__PROBLEM REQUIREMENTS__: In the data that follows, determine how many lines contain the word "события", and give only that number.
(DATA TO PROCESS Opens)
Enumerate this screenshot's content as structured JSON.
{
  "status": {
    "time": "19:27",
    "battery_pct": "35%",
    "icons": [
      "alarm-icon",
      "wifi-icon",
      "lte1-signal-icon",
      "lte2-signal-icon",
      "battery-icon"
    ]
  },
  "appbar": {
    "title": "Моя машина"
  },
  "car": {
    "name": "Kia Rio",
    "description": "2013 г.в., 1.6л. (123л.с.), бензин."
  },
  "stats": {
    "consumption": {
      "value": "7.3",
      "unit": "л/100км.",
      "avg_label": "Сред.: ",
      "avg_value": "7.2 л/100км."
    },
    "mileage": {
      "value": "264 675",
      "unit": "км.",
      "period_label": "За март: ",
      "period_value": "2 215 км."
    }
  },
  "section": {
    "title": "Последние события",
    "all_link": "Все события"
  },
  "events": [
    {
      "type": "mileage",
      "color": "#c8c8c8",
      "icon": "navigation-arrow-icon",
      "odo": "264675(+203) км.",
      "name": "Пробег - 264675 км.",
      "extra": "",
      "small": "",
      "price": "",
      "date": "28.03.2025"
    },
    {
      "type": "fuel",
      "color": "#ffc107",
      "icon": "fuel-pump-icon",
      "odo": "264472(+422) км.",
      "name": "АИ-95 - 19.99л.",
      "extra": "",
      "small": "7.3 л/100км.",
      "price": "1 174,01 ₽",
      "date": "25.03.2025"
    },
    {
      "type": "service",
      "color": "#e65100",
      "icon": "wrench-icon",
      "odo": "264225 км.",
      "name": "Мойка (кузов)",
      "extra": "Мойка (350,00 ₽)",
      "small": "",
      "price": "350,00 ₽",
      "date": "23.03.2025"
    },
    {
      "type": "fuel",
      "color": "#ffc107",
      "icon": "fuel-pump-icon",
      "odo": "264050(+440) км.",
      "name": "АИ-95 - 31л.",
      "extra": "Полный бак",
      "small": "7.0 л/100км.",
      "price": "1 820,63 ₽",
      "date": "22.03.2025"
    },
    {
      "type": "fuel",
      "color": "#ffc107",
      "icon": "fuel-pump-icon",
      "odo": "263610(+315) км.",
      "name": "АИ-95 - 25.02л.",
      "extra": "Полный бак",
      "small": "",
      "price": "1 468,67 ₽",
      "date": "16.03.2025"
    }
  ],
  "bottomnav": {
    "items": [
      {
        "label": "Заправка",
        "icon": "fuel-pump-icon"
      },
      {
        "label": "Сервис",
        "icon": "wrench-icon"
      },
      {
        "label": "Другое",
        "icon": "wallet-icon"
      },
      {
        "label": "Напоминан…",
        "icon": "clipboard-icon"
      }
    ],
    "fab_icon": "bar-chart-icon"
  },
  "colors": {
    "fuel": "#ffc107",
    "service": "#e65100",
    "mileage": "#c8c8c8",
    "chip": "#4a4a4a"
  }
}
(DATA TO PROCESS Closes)
__EXERCISE ANSWER__: 2